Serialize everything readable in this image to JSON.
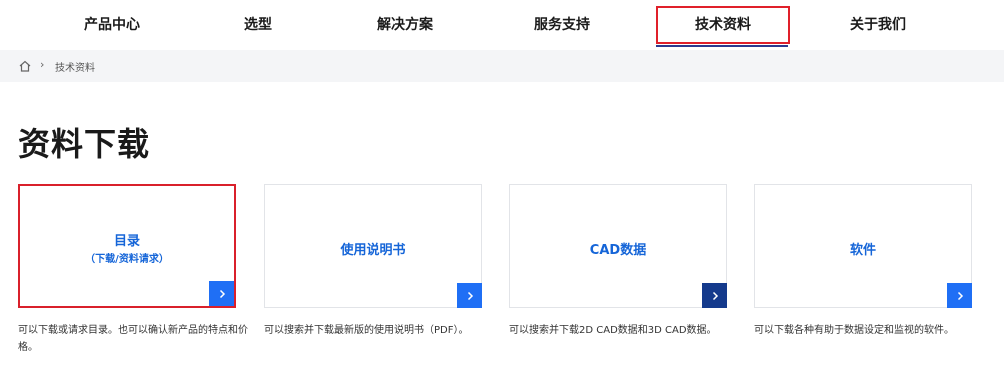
{
  "nav": {
    "items": [
      {
        "label": "产品中心"
      },
      {
        "label": "选型"
      },
      {
        "label": "解决方案"
      },
      {
        "label": "服务支持"
      },
      {
        "label": "技术资料"
      },
      {
        "label": "关于我们"
      }
    ]
  },
  "breadcrumb": {
    "home_icon": "home-icon",
    "separator": "›",
    "current": "技术资料"
  },
  "page": {
    "title": "资料下载"
  },
  "cards": [
    {
      "title": "目录",
      "subtitle": "（下载/资料请求）",
      "description": "可以下载或请求目录。也可以确认新产品的特点和价格。"
    },
    {
      "title": "使用说明书",
      "description": "可以搜索并下载最新版的使用说明书（PDF）。"
    },
    {
      "title": "CAD数据",
      "description": "可以搜索并下载2D CAD数据和3D CAD数据。"
    },
    {
      "title": "软件",
      "description": "可以下载各种有助于数据设定和监视的软件。"
    }
  ],
  "colors": {
    "accent": "#1565d8",
    "arrow": "#1f6ff5",
    "arrow_dark": "#143a8c",
    "highlight": "#d9202b",
    "nav_underline": "#2b3a8f"
  }
}
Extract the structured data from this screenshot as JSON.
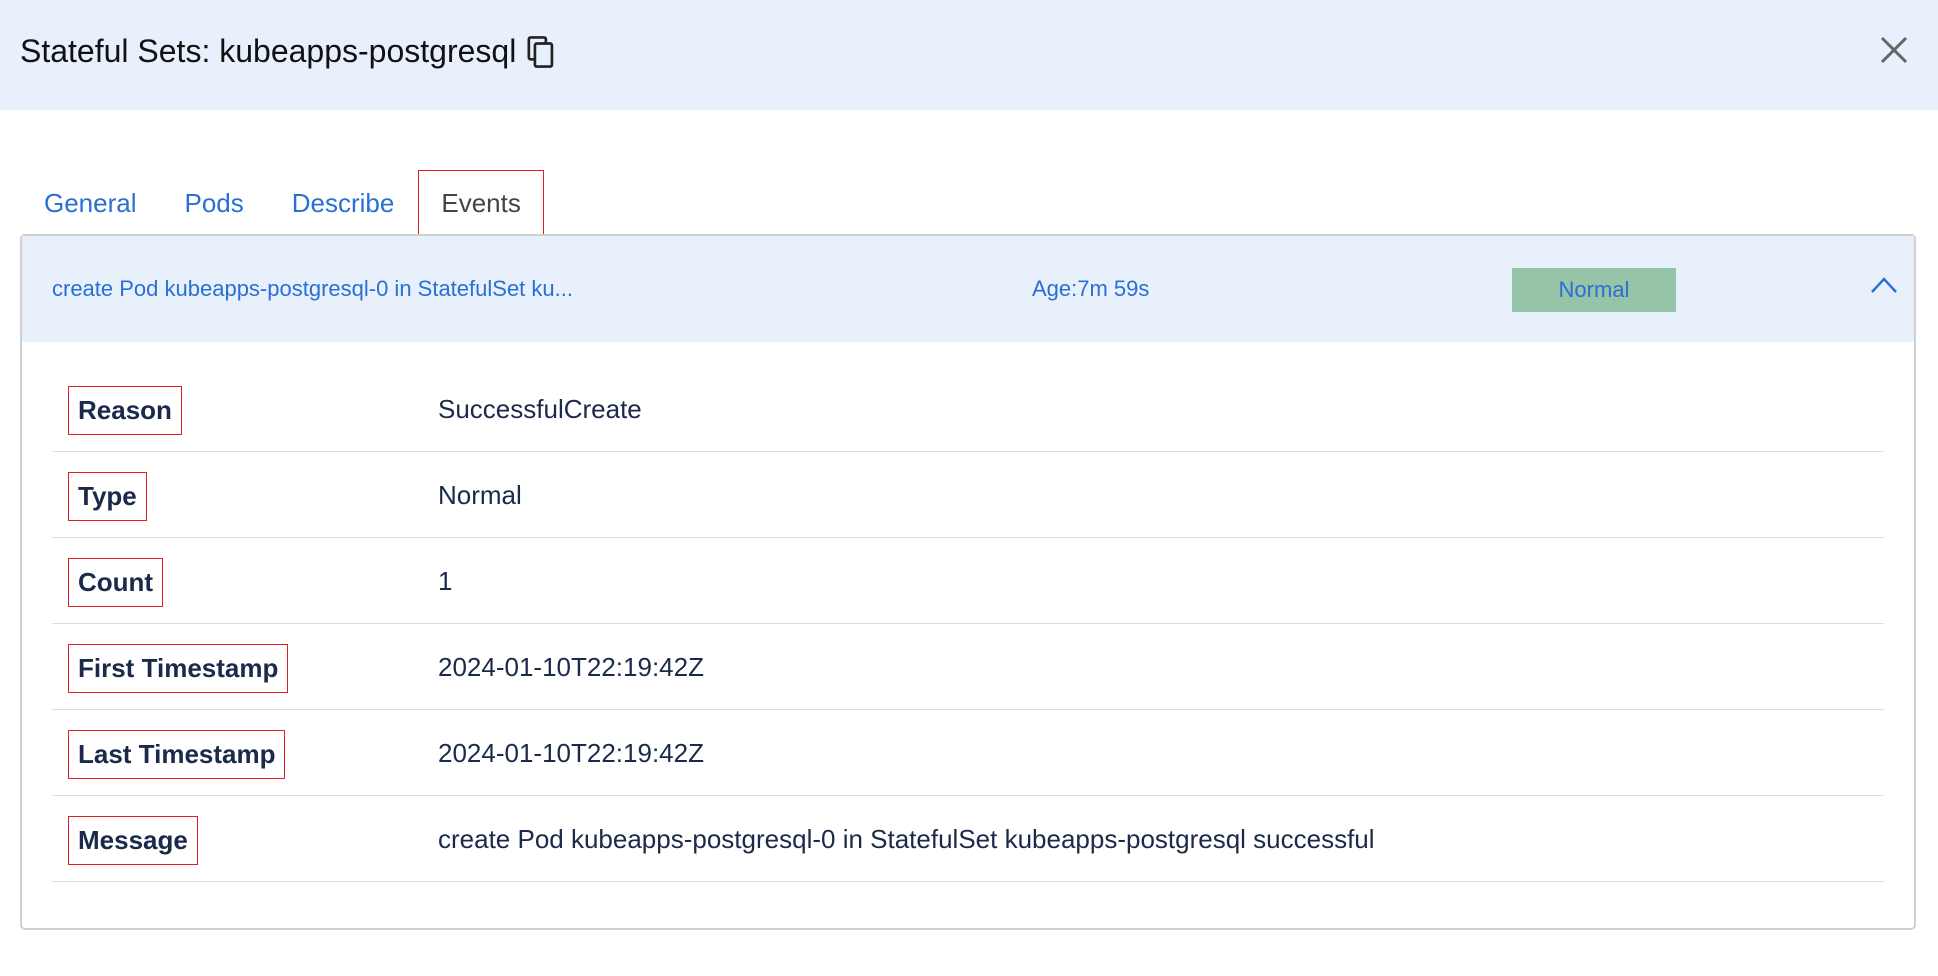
{
  "header": {
    "title": "Stateful Sets: kubeapps-postgresql",
    "copy_icon": "copy-icon",
    "close_icon": "close-icon"
  },
  "tabs": [
    {
      "label": "General",
      "active": false
    },
    {
      "label": "Pods",
      "active": false
    },
    {
      "label": "Describe",
      "active": false
    },
    {
      "label": "Events",
      "active": true
    }
  ],
  "event": {
    "summary_message": "create Pod kubeapps-postgresql-0 in StatefulSet ku...",
    "age": "Age:7m 59s",
    "type_badge": "Normal",
    "badge_color": "#95c4a9",
    "expand_icon": "chevron-up-icon",
    "details": [
      {
        "label": "Reason",
        "value": "SuccessfulCreate"
      },
      {
        "label": "Type",
        "value": "Normal"
      },
      {
        "label": "Count",
        "value": "1"
      },
      {
        "label": "First Timestamp",
        "value": "2024-01-10T22:19:42Z"
      },
      {
        "label": "Last Timestamp",
        "value": "2024-01-10T22:19:42Z"
      },
      {
        "label": "Message",
        "value": "create Pod kubeapps-postgresql-0 in StatefulSet kubeapps-postgresql successful"
      }
    ]
  },
  "colors": {
    "header_bg": "#e8f0fc",
    "link_blue": "#2a6fd3",
    "label_text": "#1b2a4a",
    "highlight_border": "#e02020"
  }
}
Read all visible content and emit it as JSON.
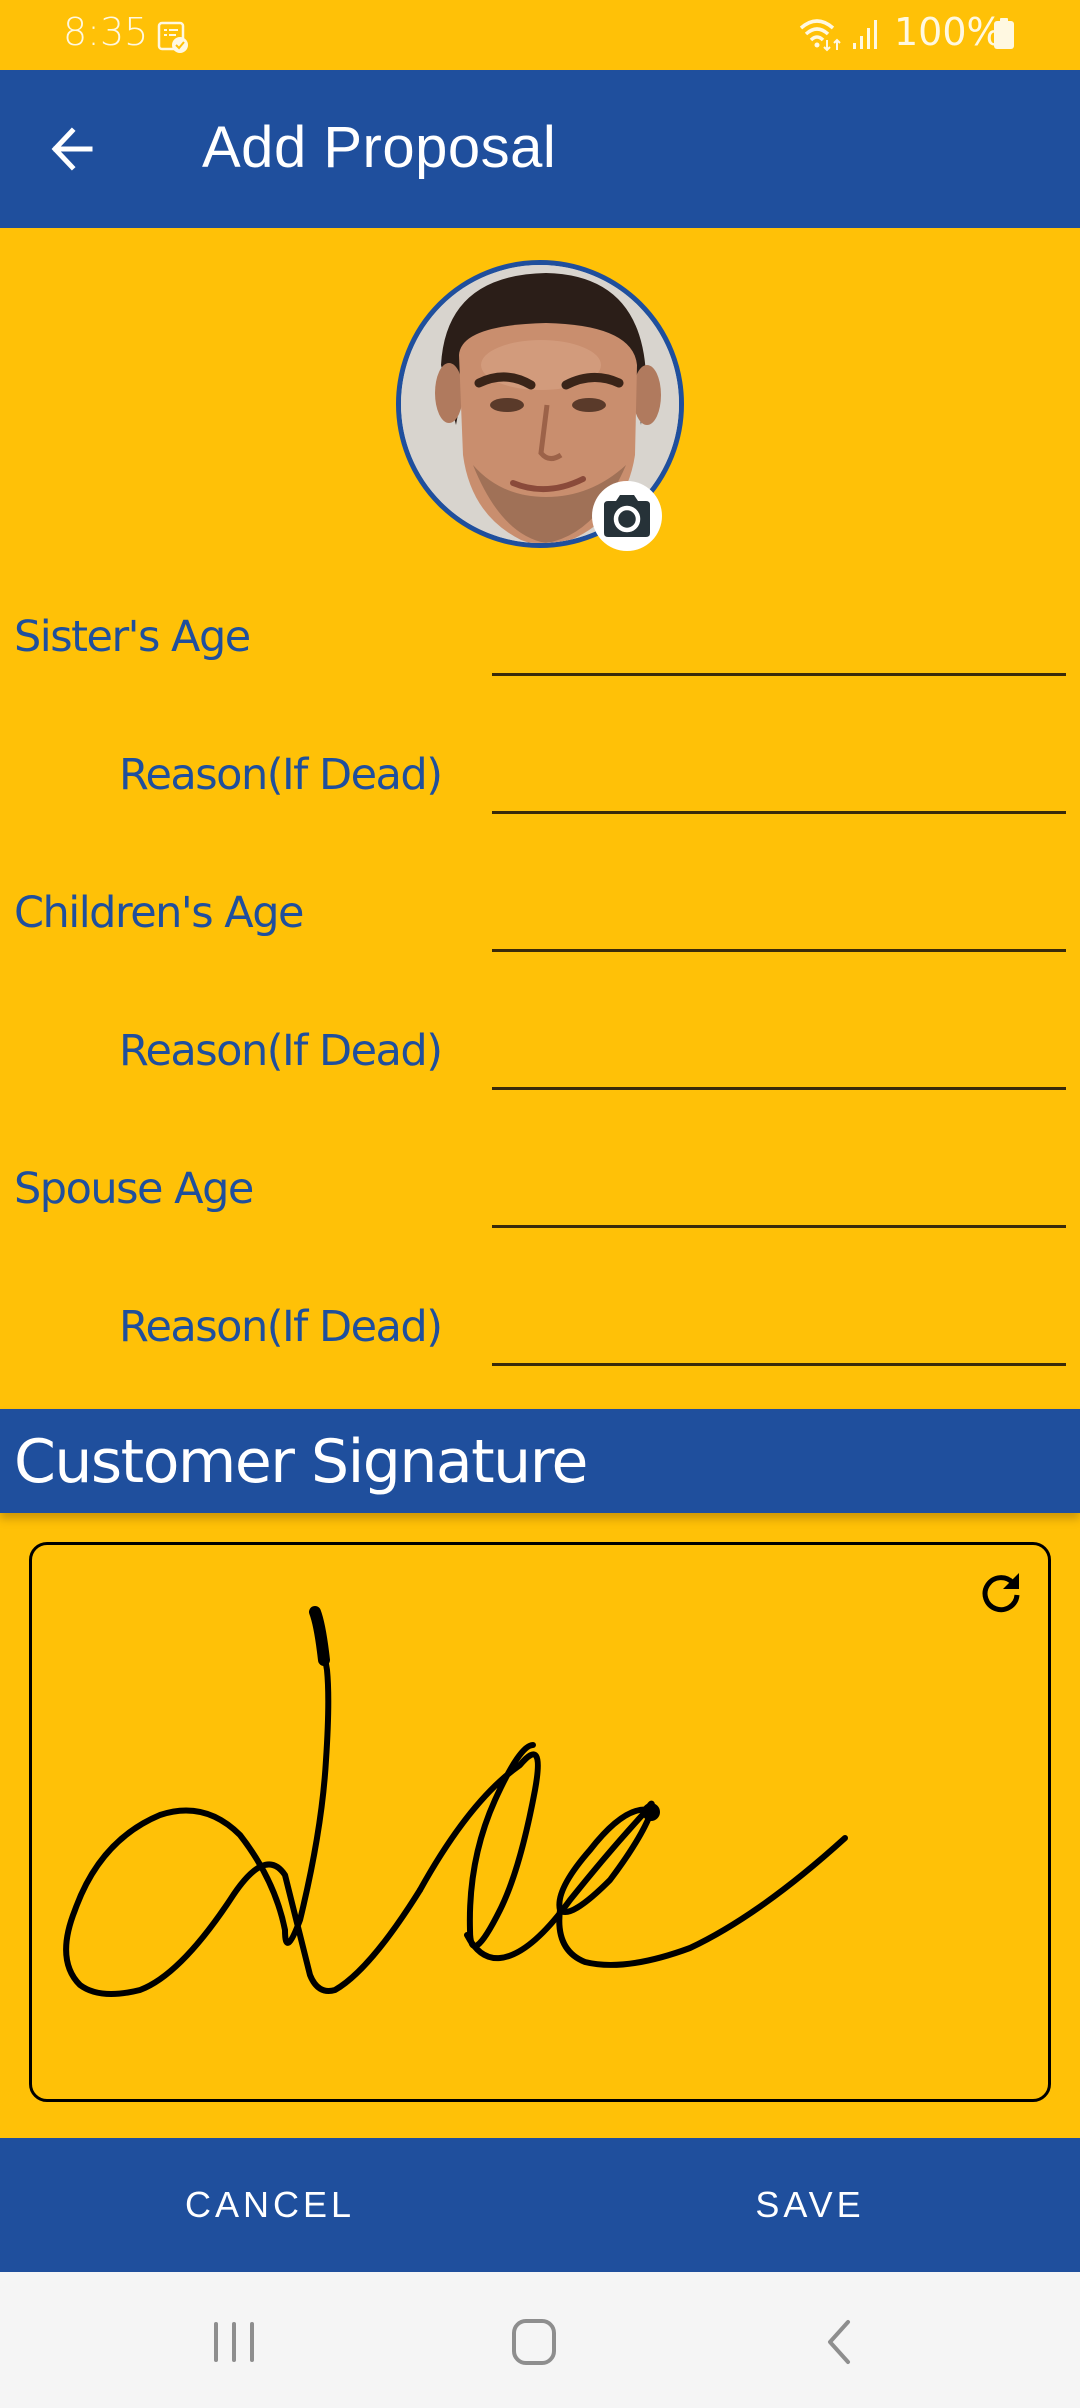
{
  "status_bar": {
    "time": "8:35",
    "battery": "100%",
    "icons": [
      "note-check-icon",
      "wifi-icon",
      "signal-icon",
      "battery-icon"
    ]
  },
  "app_bar": {
    "title": "Add Proposal",
    "back_icon": "arrow-left-icon"
  },
  "avatar": {
    "camera_icon": "camera-icon"
  },
  "form": {
    "fields": [
      {
        "label": "Sister's Age",
        "value": "",
        "type": "primary"
      },
      {
        "label": "Reason(If Dead)",
        "value": "",
        "type": "sub"
      },
      {
        "label": "Children's Age",
        "value": "",
        "type": "primary"
      },
      {
        "label": "Reason(If Dead)",
        "value": "",
        "type": "sub"
      },
      {
        "label": "Spouse Age",
        "value": "",
        "type": "primary"
      },
      {
        "label": "Reason(If Dead)",
        "value": "",
        "type": "sub"
      }
    ]
  },
  "signature": {
    "title": "Customer Signature",
    "refresh_icon": "refresh-icon"
  },
  "actions": {
    "cancel_label": "CANCEL",
    "save_label": "SAVE"
  },
  "nav_bar": {
    "icons": [
      "recent-apps-icon",
      "home-icon",
      "back-icon"
    ]
  },
  "colors": {
    "background": "#FFC107",
    "primary": "#1F4F9D",
    "text_on_primary": "#FFFFFF"
  }
}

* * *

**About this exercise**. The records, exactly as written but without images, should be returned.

**Task output**.
Serialize everything readable in this image to JSON.
{
  "nav": {
    "items": [
      {
        "label": "产品中心"
      },
      {
        "label": "选型"
      },
      {
        "label": "解决方案"
      },
      {
        "label": "服务支持"
      },
      {
        "label": "技术资料"
      },
      {
        "label": "关于我们"
      }
    ]
  },
  "breadcrumb": {
    "home_icon": "home-icon",
    "separator": "›",
    "current": "技术资料"
  },
  "page": {
    "title": "资料下载"
  },
  "cards": [
    {
      "title": "目录",
      "subtitle": "（下载/资料请求）",
      "description": "可以下载或请求目录。也可以确认新产品的特点和价格。"
    },
    {
      "title": "使用说明书",
      "description": "可以搜索并下载最新版的使用说明书（PDF）。"
    },
    {
      "title": "CAD数据",
      "description": "可以搜索并下载2D CAD数据和3D CAD数据。"
    },
    {
      "title": "软件",
      "description": "可以下载各种有助于数据设定和监视的软件。"
    }
  ],
  "colors": {
    "accent": "#1565d8",
    "arrow": "#1f6ff5",
    "arrow_dark": "#143a8c",
    "highlight": "#d9202b",
    "nav_underline": "#2b3a8f"
  }
}
Extract the structured data from this screenshot as JSON.
{
  "header": {
    "title": "Stateful Sets: kubeapps-postgresql",
    "copy_icon": "copy-icon",
    "close_icon": "close-icon"
  },
  "tabs": [
    {
      "label": "General",
      "active": false
    },
    {
      "label": "Pods",
      "active": false
    },
    {
      "label": "Describe",
      "active": false
    },
    {
      "label": "Events",
      "active": true
    }
  ],
  "event": {
    "summary_message": "create Pod kubeapps-postgresql-0 in StatefulSet ku...",
    "age": "Age:7m 59s",
    "type_badge": "Normal",
    "badge_color": "#95c4a9",
    "expand_icon": "chevron-up-icon",
    "details": [
      {
        "label": "Reason",
        "value": "SuccessfulCreate"
      },
      {
        "label": "Type",
        "value": "Normal"
      },
      {
        "label": "Count",
        "value": "1"
      },
      {
        "label": "First Timestamp",
        "value": "2024-01-10T22:19:42Z"
      },
      {
        "label": "Last Timestamp",
        "value": "2024-01-10T22:19:42Z"
      },
      {
        "label": "Message",
        "value": "create Pod kubeapps-postgresql-0 in StatefulSet kubeapps-postgresql successful"
      }
    ]
  },
  "colors": {
    "header_bg": "#e8f0fc",
    "link_blue": "#2a6fd3",
    "label_text": "#1b2a4a",
    "highlight_border": "#e02020"
  }
}
Read all visible content and emit it as JSON.
{
  "status_bar": {
    "time": "8:35",
    "battery": "100%",
    "icons": [
      "note-check-icon",
      "wifi-icon",
      "signal-icon",
      "battery-icon"
    ]
  },
  "app_bar": {
    "title": "Add Proposal",
    "back_icon": "arrow-left-icon"
  },
  "avatar": {
    "camera_icon": "camera-icon"
  },
  "form": {
    "fields": [
      {
        "label": "Sister's Age",
        "value": "",
        "type": "primary"
      },
      {
        "label": "Reason(If Dead)",
        "value": "",
        "type": "sub"
      },
      {
        "label": "Children's Age",
        "value": "",
        "type": "primary"
      },
      {
        "label": "Reason(If Dead)",
        "value": "",
        "type": "sub"
      },
      {
        "label": "Spouse Age",
        "value": "",
        "type": "primary"
      },
      {
        "label": "Reason(If Dead)",
        "value": "",
        "type": "sub"
      }
    ]
  },
  "signature": {
    "title": "Customer Signature",
    "refresh_icon": "refresh-icon"
  },
  "actions": {
    "cancel_label": "CANCEL",
    "save_label": "SAVE"
  },
  "nav_bar": {
    "icons": [
      "recent-apps-icon",
      "home-icon",
      "back-icon"
    ]
  },
  "colors": {
    "background": "#FFC107",
    "primary": "#1F4F9D",
    "text_on_primary": "#FFFFFF"
  }
}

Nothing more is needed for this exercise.